Craig Cooper speaks at last. 'Cheers, Phoenix', he began, in what he must have thought was a suitably right-on opening move. Mrs Angry tried not to laugh at the absurdity of the situation, and instead to marvel at his opening statement. He had not been previously aware of the problems with access at this location. What? Why not? He mumble some meaningless bla bla bla officer speak, as if it made any difference.
Julie Taylor thought we should know that Friary House is a very very nice building. She's right, it is. Just not a suitable replacement for Friern Barnet library, thank you all the same. We have to get out of this building, ie Friern Barnet library, and sell it. We must do this because we have a duty to keep council taxes low. Erm?
Mike Gee pointed out that the idea of saving money this way is a myth: the costs of keeping the branch going are not huge and could be found if they wanted to.
Keith Martin reminded Ms Taylor and colleagues that there is overwhelming support for the library remaining where it is. It is a purpose built building. Rams' pointless Arts Depot library substitute was a costly mistake, and the feasibility study for the much vaunted, but as yet imaginary landmark library would be astronomical.
Fiona Brickwood made some very good points: as others has mentioned, the closure of this library has enormous impact on the sustainability of the local community and its economy. There is no remit for the council's actions in closing the branch: the consultation process had shown overwhelming support for the retention of the library, and the original endowment of the building from the Carnegie Trust was on the basis that the library building would remain used for that function. She wants to see the building retained as part of an enterprise hub, which she argued would maintain the life of the local community.

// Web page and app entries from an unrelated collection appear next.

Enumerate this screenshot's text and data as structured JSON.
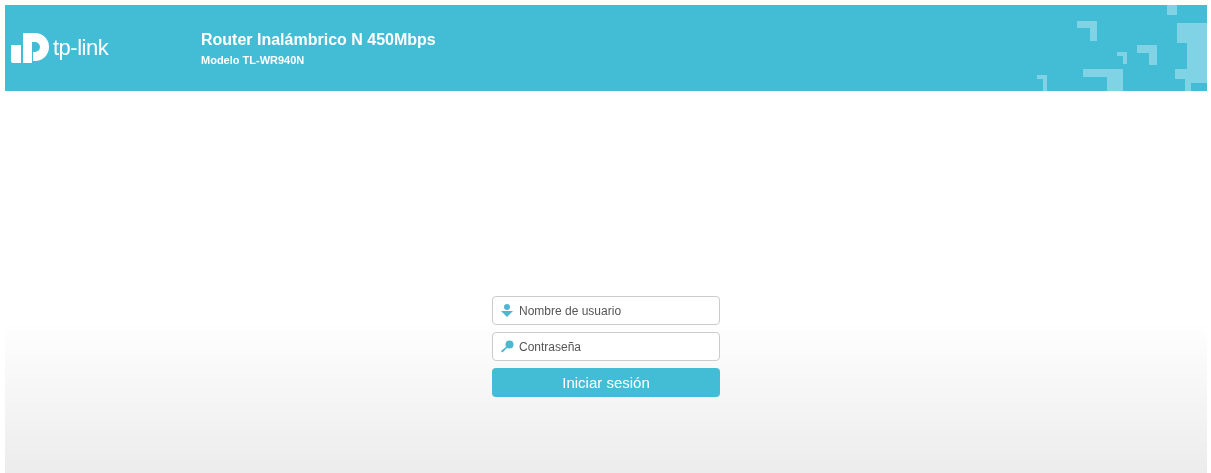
{
  "header": {
    "brand": "tp-link",
    "title": "Router Inalámbrico N 450Mbps",
    "model": "Modelo TL-WR940N"
  },
  "login": {
    "username": {
      "placeholder": "Nombre de usuario"
    },
    "password": {
      "placeholder": "Contraseña"
    },
    "button": "Iniciar sesión"
  }
}
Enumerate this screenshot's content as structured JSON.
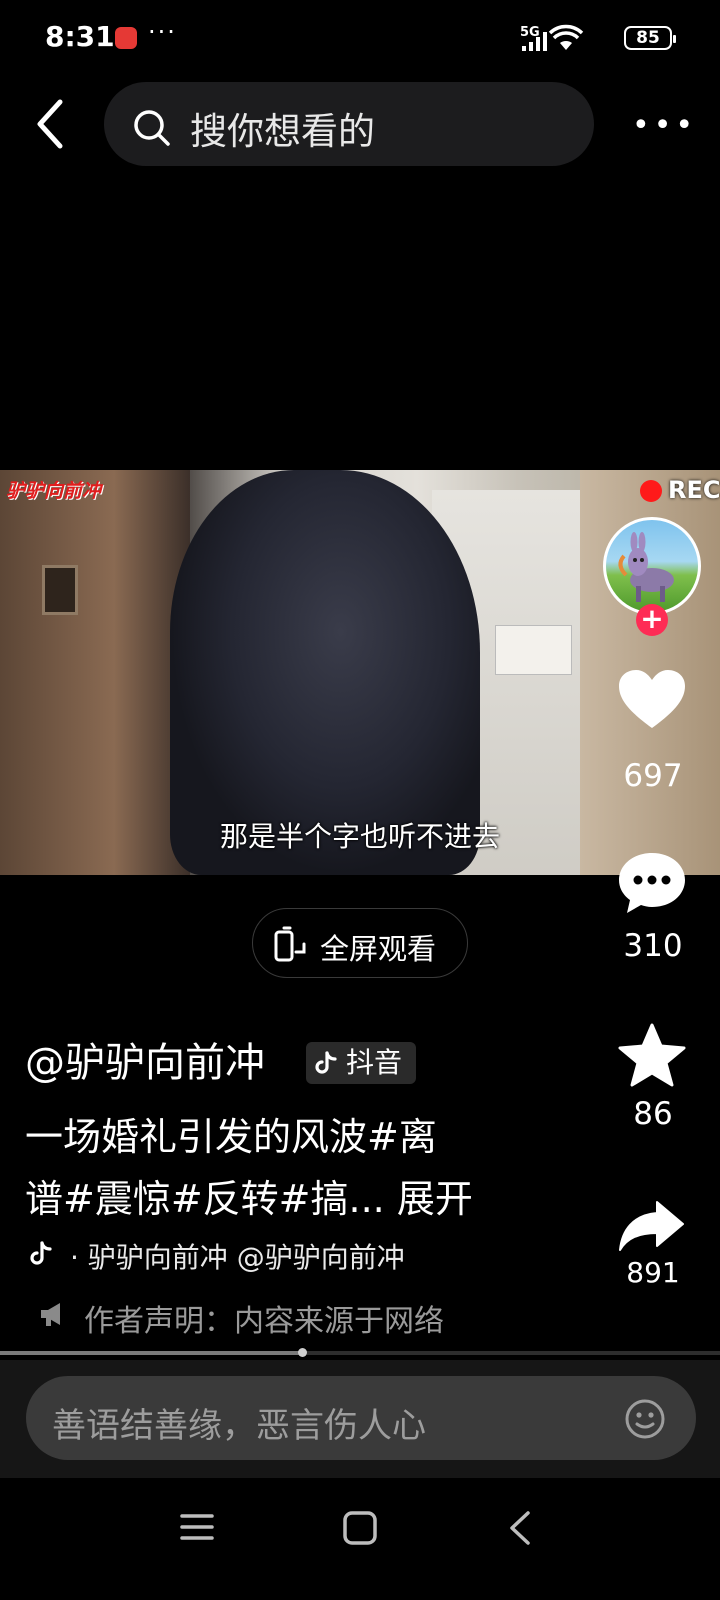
{
  "status_bar": {
    "time": "8:31",
    "more": "···",
    "network": "5G",
    "battery": "85"
  },
  "header": {
    "search_placeholder": "搜你想看的"
  },
  "video": {
    "watermark": "驴驴向前冲",
    "rec_label": "REC",
    "subtitle": "那是半个字也听不进去"
  },
  "actions": {
    "likes": "697",
    "comments": "310",
    "favorites": "86",
    "shares": "891"
  },
  "fullscreen": {
    "label": "全屏观看"
  },
  "info": {
    "author": "@驴驴向前冲",
    "platform": "抖音",
    "description_line1": "一场婚礼引发的风波#离",
    "description_line2": "谱#震惊#反转#搞... 展开",
    "music": "· 驴驴向前冲    @驴驴向前冲",
    "declaration": "作者声明：内容来源于网络"
  },
  "progress": {
    "fraction": 0.42
  },
  "comment": {
    "placeholder": "善语结善缘，恶言伤人心"
  },
  "colors": {
    "accent": "#fe2c55",
    "rec": "#ff1a1a",
    "watermark": "#e11d1d"
  }
}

Ms Taylor did not want to respond to the comment about remit (ie democratic mandate) as it was 'a technical point'. She assured everyone that the council wants to support communities and literacy and all that sort of One Barnet bla bla bla stuff which means nothing. And then she made a remark which does mean something. She said that 'Friary Park is the only solution on offer.'
End of story, then, and so much for negotiations?
Let's see, shall we?
Part 2 coming along soon ...